Chinese Training for Foreign Police Raises Human Rights Concerns
In 2021, Kenya launched a program to send 400 police officers each year to China for training, despite concerns that China’s authoritarian approach to policing conflicts with Kenyan laws protecting free speech and human rights.
In recent years, China has signed policing agreements with 40 African countries to train thousands of law enforcement officers, presidential guards and other non-military security officials. Together they make up about 35% of foreign security forces receiving training by China’s Ministry of Public Security.
The training has two goals: first, to introduce police officers to Chinese-style policing that emphasizes control of the population and, second, to create a police force that can help protect China’s businesses and infrastructure abroad.
Many of these agreements, such as training of security for Kenya’s Chinese-built Standard Gauge Railway, target projects that are part of the Belt and Road Initiative.
From banks to copper mines to restaurants, Africa is home to about 10,000 Chinese-owned businesses and another 2,000 state-owned enterprises. As China’s presence has grown across Africa, Chinese workers and businesses have become targets for violence, kidnappings and protests. Earlier this year, nine workers were killed at a newly opened Chinese gold mine in the Central African Republic.
The owners of Chinese enterprises have urged Beijing to do more to protect them, which has prompted the government to invest more in both private security companies and African policing.
The tactics China uses to cultivate law-enforcement agencies go beyond those used to build military relationships, according to analyst Paul Nantulya with the Africa Center for Strategic Studies (ACSS).
“By definition, law enforcement is much more intrusive and closely linked to internal security and domestic politics,” Nantulya wrote in a report by The National Bureau of Asian Research titled “Political Front Lines: China’s Pursuit of Influence in Africa.” “China has a particularly receptive audience among some African leaders concerned with regime survival.”
China’s emphasis in Africa has been on creating “security with Chinese characteristics” focused on maintaining stability above all else, according to Nantulya. China’s “no questions asked” approach includes little concern about how countries ultimately use the training and equipment they receive.
While much of the training happens in China, some takes place on the African continent, such as a joint Algerian-Chinese training program conducted at the Algerian Ministry of Interior and Local Authorities from 2015 to 2018.
Critics argue that China’s influence on African policing spreads its brand of authoritarianism, which condones detaining and threatening dissidents, journalists and others who challenge the government — a right that is crucial to democracy.
“Those pushing for higher standards argue that context matters,” Nantulya wrote in an analysis for the ACSS. “This is especially crucial as police, intelligence, and paramilitaries are among the most feared and corrupt institutions in Africa.”
China’s view of police power, and its willingness to look the other way at how that power is used, can encourage corruption among police, according to David Shinn, a professor at George Washington University’s Elliott School of International Affairs.

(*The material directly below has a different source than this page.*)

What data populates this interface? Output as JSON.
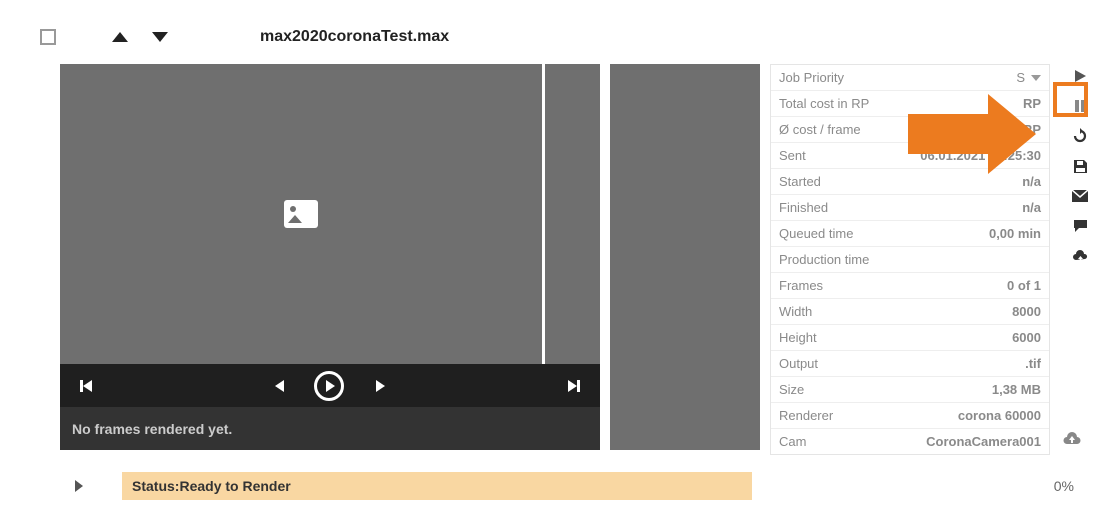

In South Africa, which has the continent’s largest Chinese population, dozens of officers with Johannesburg’s Metro Police Department have been trained by China. The country has also established more than a dozen Chinese-staffed police units and made Mandarin a required language for police trainees.
In 2019, documents revealed a contingent of South African police officers had been training in China in 2016 to serve as what the Daily Maverick described as a “death squad” targeting political dissenters. The group was also sent undercover to patrol border crossings with Zimbabwe and Mozambique.
The group was disbanded under President Cyril Ramaphosa.
“While it was disbanded by the Ramaphosa administration, the story underlined the dangers of unscrupulous officials collaborating with their Chinese counterparts to create non-statutory forces,” Nantulya wrote for the ACSS.
Beyond Africa, other nations are dropping their Chinese training. Fiji did so after determining that China’s approach was incompatible with Fiji’s democratic norms.
“Our system of democracy and justice systems are different so we will go back to those that have similar systems with us,” Prime Minister Sitiveni Rabuka said in a statement.